Cons

  • It’s expensive due to the wide variety of foods you need to serve the guests.
  • There may be long queues that can affect the mood of the guests. If you don’t want your guests to queue for food, this isn’t a good option.

Food Stations

Food stations are much like the buffet style as they give your guests a variety of foods to choose from. A food station usually has tables and designated areas dedicated to particular dishes. They are more interactive and allow your guests to have more personalized food items.

Their setting creates a stunning visual display and encourages engagement between the guests. You will, however, need to staff the food stations to have your guests serve their food. A food station allows you as a couple to inject your personality into the food. From crepes to sushi to oysters to pizzas, the food options are endless.

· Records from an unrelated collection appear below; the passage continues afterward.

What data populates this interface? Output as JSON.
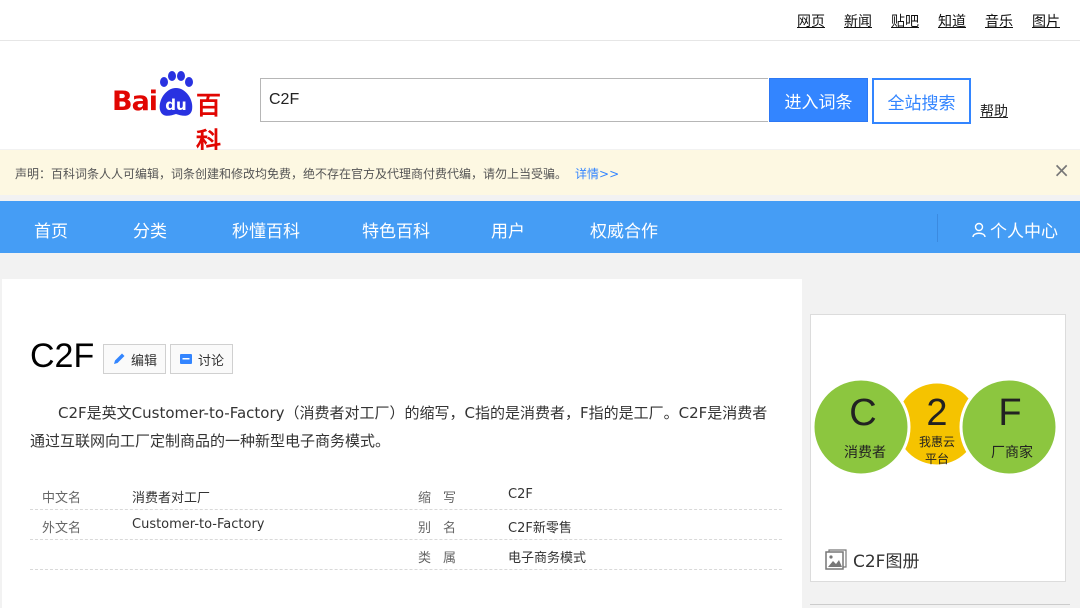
{
  "top_links": [
    "网页",
    "新闻",
    "贴吧",
    "知道",
    "音乐",
    "图片"
  ],
  "logo": {
    "text_bai": "Bai",
    "text_du": "du",
    "text_baike": "百科"
  },
  "search": {
    "value": "C2F",
    "enter_label": "进入词条",
    "all_label": "全站搜索",
    "help_label": "帮助"
  },
  "notice": {
    "text": "声明：百科词条人人可编辑，词条创建和修改均免费，绝不存在官方及代理商付费代编，请勿上当受骗。",
    "more": "详情>>",
    "close": "×"
  },
  "main_nav": [
    "首页",
    "分类",
    "秒懂百科",
    "特色百科",
    "用户",
    "权威合作"
  ],
  "user_center": "个人中心",
  "entry": {
    "title": "C2F",
    "edit_label": "编辑",
    "discuss_label": "讨论",
    "summary": "C2F是英文Customer-to-Factory（消费者对工厂）的缩写，C指的是消费者，F指的是工厂。C2F是消费者通过互联网向工厂定制商品的一种新型电子商务模式。"
  },
  "basic_info": [
    {
      "k1": "中文名",
      "v1": "消费者对工厂",
      "k2": "缩写",
      "v2": "C2F"
    },
    {
      "k1": "外文名",
      "v1": "Customer-to-Factory",
      "k2": "别名",
      "v2": "C2F新零售"
    },
    {
      "k1": "",
      "v1": "",
      "k2": "类属",
      "v2": "电子商务模式"
    }
  ],
  "image": {
    "c_letter": "C",
    "c_label": "消费者",
    "two_letter": "2",
    "two_label_1": "我惠云",
    "two_label_2": "平台",
    "f_letter": "F",
    "f_label": "厂商家",
    "album_label": "C2F图册"
  },
  "colors": {
    "nav_blue": "#459df5",
    "button_blue": "#3385ff",
    "notice_bg": "#fdf8e2",
    "logo_red": "#e10602",
    "green_circle": "#8cc63f",
    "yellow_circle": "#f5c300"
  }
}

If you want, you can still stick to a designated cuisine. To appeal to your guests, you can have stations for meats, salads, appetizers, bread, desserts, or anything that suits your fancy. However, staff ratios and rental costs can be high with a food station dinner style. It’s also essential to keep the size of the venue in mind since stations may require huge spaces.

Pros

  • Food stations create stunning visual displays that blend in with the wedding theme and are perfect for lovely wedding photos.
  • They encourage interaction between guests, mainly when they discuss and consult about what food options they would love to eat.
  • It presents a wide variety of foods to suit both the picky guests and those with dietary restrictions.  

Cons

  • It’s quite expensive due to staff ratios and rental costs.

Key Takeaway

Now that you know the different dinner serving styles, you need to think about which one best suits you and the guests’ preferences. If you still feel stuck on the one to choose, ask yourself the following questions:

  • Who are your guests, and what guest experience are you after?
  • What is your catering budget?
  • What kind of tone do you prefer for your wedding – a posh one or a casual one?

It’s also crucial to ask your caterer about their pricing and equipment. The last thing you want is to be hit with surprise invoices over some specialty cooking equipment your wedding venue doesn’t provide. Some of the questions you can ask your caterer include:

  • Do they offer taste samples for the different menu options?
  • How well versed are they with the cooking style you have chosen?
  • Are there any additional costs you should be aware of?
  • Do they charge per person or charge a lump sum after the wedding?

By keeping the above tips in check, choosing a wedding dinner menu style won’t be complicated. You can also consult with your venue planner or coordinator for more insights.